DON’T BUY IN TO THESE 4 MYTHS
March 15, 2016
Buying in to some common myths about credit and debt can be seriously costly. To help you avoid being misguided into the traps associated with these myths, below, we have debunked some common and costly misconceptions about debt and credit.
Whenever you are ready for specific advice regarding your debt situation – and how to resolve it, simply contact a Denver bankruptcy attorney at Garcia & Gonzales, P.C.
Myth 1 – The best way to avoid credit and debt problems is to not have any credit cards.
Fact – This is not necessarily true. While not having credit cards may be helpful when it comes to not overspending, maintaining credit cards in the right way is one pivotal way of establishing good credit.
Additionally, it’s important to remember that credit card debt is not the only type of debt that can be accumulated (mortgage debt, medical bill debt, tax debt and student loan debt are just a handful of examples of other types of debt that can be racked up). So, not having credit cards does not necessarily mean that you will avoid accumulating debt; it does, however, generally mean that you are limiting your options for building and maintaining good credit.
Myth 2 – Carrying a balance on my credit cards can boost my credit score.
Fact – Wrong! Carrying a balance on credit cards month to month will hurt your credit.
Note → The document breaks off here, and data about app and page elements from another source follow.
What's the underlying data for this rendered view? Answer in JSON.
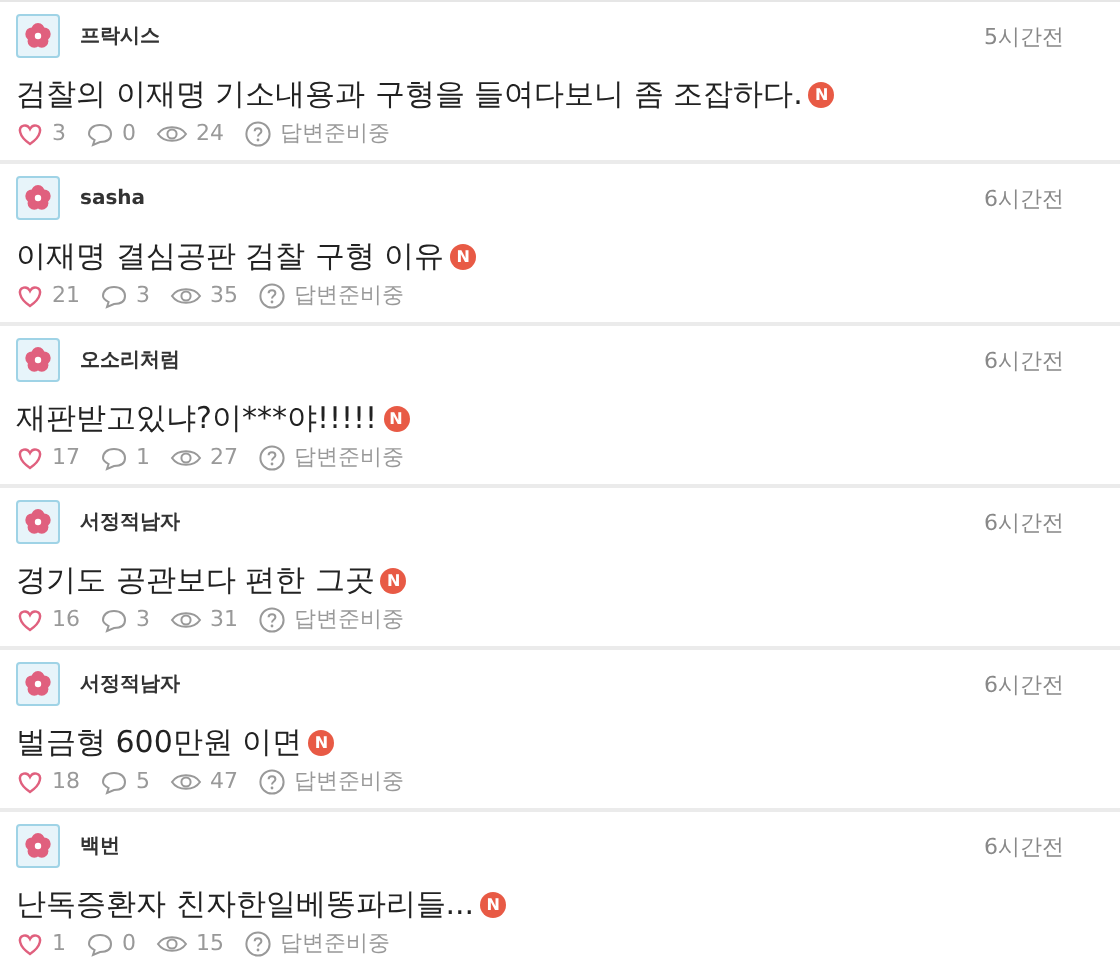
{
  "posts": [
    {
      "author": "프락시스",
      "time": "5시간전",
      "title": "검찰의 이재명 기소내용과 구형을 들여다보니 좀 조잡하다.",
      "badge": "N",
      "likes": "3",
      "comments": "0",
      "views": "24",
      "status": "답변준비중"
    },
    {
      "author": "sasha",
      "time": "6시간전",
      "title": "이재명 결심공판 검찰 구형 이유",
      "badge": "N",
      "likes": "21",
      "comments": "3",
      "views": "35",
      "status": "답변준비중"
    },
    {
      "author": "오소리처럼",
      "time": "6시간전",
      "title": "재판받고있냐?이***야!!!!!",
      "badge": "N",
      "likes": "17",
      "comments": "1",
      "views": "27",
      "status": "답변준비중"
    },
    {
      "author": "서정적남자",
      "time": "6시간전",
      "title": "경기도 공관보다 편한 그곳",
      "badge": "N",
      "likes": "16",
      "comments": "3",
      "views": "31",
      "status": "답변준비중"
    },
    {
      "author": "서정적남자",
      "time": "6시간전",
      "title": "벌금형 600만원 이면",
      "badge": "N",
      "likes": "18",
      "comments": "5",
      "views": "47",
      "status": "답변준비중"
    },
    {
      "author": "백번",
      "time": "6시간전",
      "title": "난독증환자 친자한일베똥파리들...",
      "badge": "N",
      "likes": "1",
      "comments": "0",
      "views": "15",
      "status": "답변준비중"
    }
  ]
}
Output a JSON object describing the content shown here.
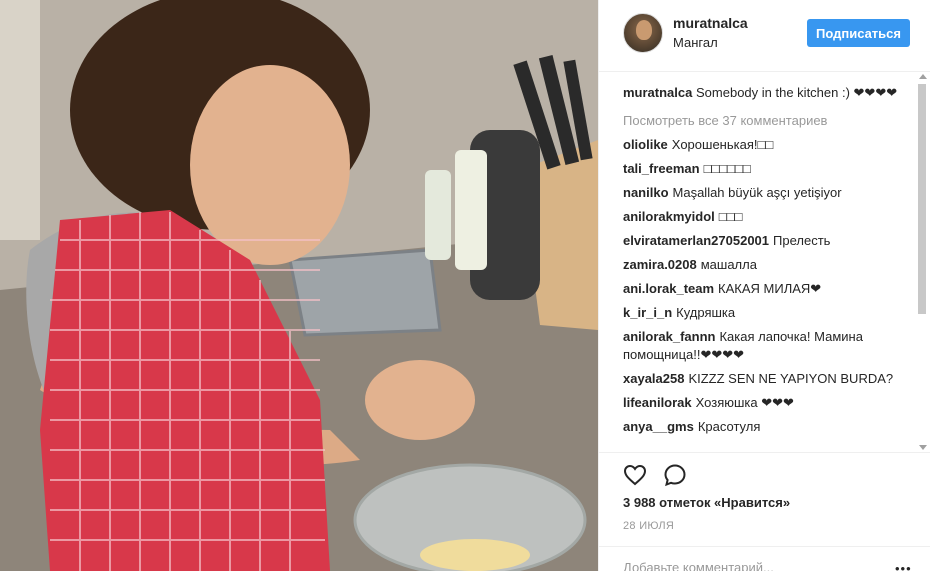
{
  "post": {
    "image_alt": "Girl in red apron cooking in kitchen"
  },
  "header": {
    "username": "muratnalca",
    "location": "Мангал",
    "follow_label": "Подписаться"
  },
  "caption": {
    "username": "muratnalca",
    "text": "Somebody in the kitchen :) ❤❤❤❤"
  },
  "view_all": "Посмотреть все 37 комментариев",
  "comments": [
    {
      "user": "oliolike",
      "text": "Хорошенькая!□□"
    },
    {
      "user": "tali_freeman",
      "text": "□□□□□□"
    },
    {
      "user": "nanilko",
      "text": "Maşallah büyük aşçı yetişiyor"
    },
    {
      "user": "anilorakmyidol",
      "text": "□□□"
    },
    {
      "user": "elviratamerlan27052001",
      "text": "Прелесть"
    },
    {
      "user": "zamira.0208",
      "text": "машалла"
    },
    {
      "user": "ani.lorak_team",
      "text": "КАКАЯ МИЛАЯ❤"
    },
    {
      "user": "k_ir_i_n",
      "text": "Кудряшка"
    },
    {
      "user": "anilorak_fannn",
      "text": "Какая лапочка! Мамина помощница!!❤❤❤❤"
    },
    {
      "user": "xayala258",
      "text": "KIZZZ SEN NE YAPIYON BURDA?"
    },
    {
      "user": "lifeanilorak",
      "text": "Хозяюшка ❤❤❤"
    },
    {
      "user": "anya__gms",
      "text": "Красотуля"
    }
  ],
  "actions": {
    "like_icon": "heart-outline-icon",
    "comment_icon": "speech-bubble-icon"
  },
  "likes": "3 988 отметок «Нравится»",
  "date": "28 ИЮЛЯ",
  "add_comment_placeholder": "Добавьте комментарий...",
  "more_label": "•••"
}
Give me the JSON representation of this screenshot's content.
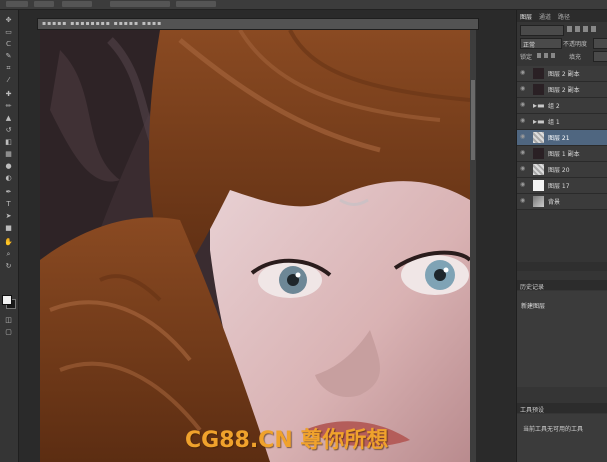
{
  "layers_panel": {
    "tabs": [
      "图层",
      "通道",
      "路径"
    ],
    "blend_mode": "正常",
    "opacity_label": "不透明度",
    "fill_label": "填充",
    "lock_label": "锁定",
    "layers": [
      {
        "name": "图层 2 副本",
        "selected": false,
        "thumb": "dark"
      },
      {
        "name": "图层 2 副本",
        "selected": false,
        "thumb": "dark"
      },
      {
        "name": "组 2",
        "selected": false,
        "thumb": "folder"
      },
      {
        "name": "组 1",
        "selected": false,
        "thumb": "folder"
      },
      {
        "name": "图层 21",
        "selected": true,
        "thumb": "trans"
      },
      {
        "name": "图层 1 副本",
        "selected": false,
        "thumb": "dark"
      },
      {
        "name": "图层 20",
        "selected": false,
        "thumb": "trans"
      },
      {
        "name": "图层 17",
        "selected": false,
        "thumb": "white"
      },
      {
        "name": "背景",
        "selected": false,
        "thumb": "photo"
      }
    ]
  },
  "history_panel": {
    "title": "历史记录",
    "item": "新建图层"
  },
  "tool_presets_panel": {
    "title": "工具预设",
    "message": "当前工具无可用的工具"
  },
  "watermark": "CG88.CN 尊你所想"
}
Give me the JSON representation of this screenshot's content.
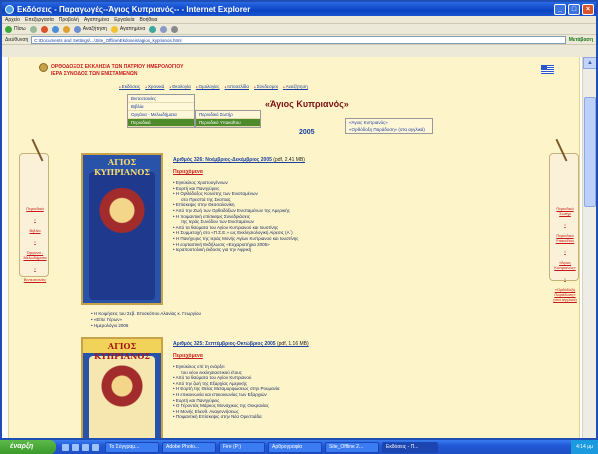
{
  "window": {
    "title": "Εκδόσεις - Παραγωγές--Άγιος Κυπριανός-- - Internet Explorer",
    "minimize_icon": "minimize-icon",
    "maximize_icon": "maximize-icon",
    "close_icon": "close-icon"
  },
  "menubar": [
    "Αρχείο",
    "Επεξεργασία",
    "Προβολή",
    "Αγαπημένα",
    "Εργαλεία",
    "Βοήθεια"
  ],
  "toolbar": {
    "back": "Πίσω",
    "search": "Αναζήτηση",
    "favorites": "Αγαπημένα"
  },
  "address": {
    "label": "Διεύθυνση",
    "value": "C:\\Documents and Settings\\...\\Site_Offline\\Ekdoseis\\agios_kyprianos.html",
    "go": "Μετάβαση"
  },
  "site": {
    "church_name_line1": "ΟΡΘΟΔΟΞΟΣ ΕΚΚΛΗΣΙΑ ΤΩΝ ΠΑΤΡΙΟΥ ΗΜΕΡΟΛΟΓΙΟΥ",
    "church_name_line2": "ΙΕΡΑ ΣΥΝΟΔΟΣ ΤΩΝ ΕΝΙΣΤΑΜΕΝΩΝ"
  },
  "topnav": [
    "Εκδόσεις",
    "Χρονικά",
    "Θεολογία",
    "Ομολογίες",
    "Ιστοσελίδα",
    "Σύνδεσμοι",
    "Αναζήτηση"
  ],
  "dropdown1": [
    "Βιντεοταινίες",
    "Βιβλία",
    "Οργάνα - Μελωδήματα",
    "Περιοδικά"
  ],
  "dropdown2": [
    "Περιοδικό Σωτήρ",
    "Περιοδικό Υπακοΐτου"
  ],
  "dropdown3": [
    "«Άγιος Κυπριανός»",
    "«Ορθόδοξη Παράδοση» (στα αγγλικά)"
  ],
  "main_title": "«Άγιος Κυπριανός»",
  "year": "2005",
  "left_sidebar": [
    "Περιοδικά",
    "Βιβλία",
    "Όργανα - Μελωδήματα",
    "Βιντεοταινίες"
  ],
  "right_sidebar": [
    "Περιοδικό Σωτήρ",
    "Περιοδικό Υπακοΐτου",
    "«Άγιος Κυπριανός»",
    "«Ορθόδοξη Παράδοση» (στα αγγλικά)"
  ],
  "issue1": {
    "cover_title": "ΑΓΙΟΣ ΚΥΠΡΙΑΝΟΣ",
    "heading": "Αριθμός 326: Νοέμβριος-Δεκέμβριος 2005",
    "size": "(pdf, 2.41 MB)",
    "subheading": "Περιεχόμενα",
    "toc": [
      "Εγκύκλιος Χριστουγέννων",
      "Εορτή και Πανηγύρεις",
      "Η Ορθόδοξος Κοινότης των Ενισταμένων",
      "στο Πρεσπά της Σκοπιας",
      "Επίσκεψις στην Θεσσαλονίκη",
      "Από την Ζωή των Ορθοδόξων Ενισταμένων της Αμερικής",
      "Η ποιμαντική επίσκεψις Συνεδριάσεις",
      "της Ιεράς Συνόδου των Ενισταμένων",
      "Από τα θαύματα του Αγίου Κυπριανού και Ιουστίνης",
      "Η Συμμετοχή στο «Π.Σ.Ε.» ως Εκκλησιολογική Αίρεσις (Α΄)",
      "Η Πανήγυρις της Ιεράς Μονής Αγίων Κυπριανού και Ιουστίνης",
      "Η εορταστική Εκδήλωσις «Ευχαριστήρια 2005»",
      "Ιεραποστολική έκδοσις για την Αφρική"
    ],
    "extras": [
      "Η Κοιμήσεις του Σεβ. Επισκόπου Αλανίας κ. Γεωργίου",
      "«Είπε Γέρων»",
      "Ημερολόγιο 2006"
    ]
  },
  "issue2": {
    "cover_title": "ΑΓΙΟΣ ΚΥΠΡΙΑΝΟΣ",
    "heading": "Αριθμός 325: Σεπτέμβριος-Οκτώβριος 2005",
    "size": "(pdf, 1.16 MB)",
    "subheading": "Περιεχόμενα",
    "toc": [
      "Εγκύκλιος επί τη ενάρξει",
      "του νέου εκκλησιαστικού έτους",
      "Από τα θαύματα του Αγίου Κυπριανού",
      "Από την ζωή της Εξαρχίας Αμερικής",
      "Η Εορτή της Θείας Μεταμορφώσεως στην Ρουμανία",
      "Η επικοινωνία και επικοινωνίας των Εξαρχιών",
      "Εορτή και Πανηγύρεις",
      "Ο Γέροντάς Μάρκος Μοναχικος της Ουκρανίας",
      "Η Μονής Ελευθ. Αναγεννήσεως",
      "Ποιμαντική Επίσκεψις στην Νέα Ορεστιάδα"
    ]
  },
  "taskbar": {
    "start": "έναρξη",
    "tasks": [
      "Το Σύγγραμ...",
      "Adobe Photo...",
      "Fire (P:)",
      "Αρθρογραφία",
      "Site_Offline 2...",
      "Εκδόσεις - Π..."
    ],
    "clock": "4:14 μμ"
  },
  "colors": {
    "page_bg": "#fdf5c9",
    "link": "#1a3fa0",
    "accent_red": "#c81a1a",
    "menu_active": "#4c8a2a",
    "titlebar": "#0a43c2"
  }
}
Generally, it’s advised that, when possible, credit card balances are paid in full (each month) to work towards optimal credit.
Myth 3 – There’s nothing I can do when creditors threaten to sue me or garnish my wages due to unpaid debt.
Fact – Wrong again! If creditors are contacting you and threatening to take action against you (like by suing you, garnishing your wages, repossessing assets and/or foreclosing on your home), you may have a few options for halting these actions and maintaining the asset(s) in question.
For example, one option can be to file for bankruptcy, which will immediately stop creditors from moving forward with punitive actions. That’s because, when someone files for bankruptcy, an automatic stay takes effect. The automatic stay is essentially a court order that halts any planned or impending actions against debtors while the figure out how to resolve serious debt issues.
One reason for this court order is to prevent any one creditor from coming in and taking all or the majority of assets (leaving nothing or minimal assets for other creditors owed money).
Myth 4 – If I know I’m going to file for bankruptcy, it’s OK for me to run up charges on my credit cards (because that debt will eventually be discharged).
Fact – Not true! If you know that you will be filing for bankruptcy, running up charges on your credit card can constitute fraud. This is because credit card companies can argue that you had no intention of ever repaying the debt (because you were operating under the assumption that debt would be discharged via your future bankruptcy case).
If the court agrees that fraud was committed, what will likely occur is that:
The debt will not be eligible to be discharged.
The entire bankruptcy case can be dismissed.
Formal criminal fraud charges may be filed.
Need More Answers & Advice Regarding Your Debt Issues? Contact a Denver Bankruptcy Attorney at Garcia & Gonzales, P.C.
Are you looking for real relief from serious debt? If so, you can trust the experienced Denver bankruptcy attorney at Garcia & Gonzales, P.C. to provide you with experienced help and honest answers about your best debt relief options.
Contact us today by calling or by emailing us using the contact form at the bottom of this page. When you contact us, you will communicate directly with one of our attorneys, not a paralegal or legal assistant. We welcome Spanish-speaking individuals to contact us also – hablamos Español.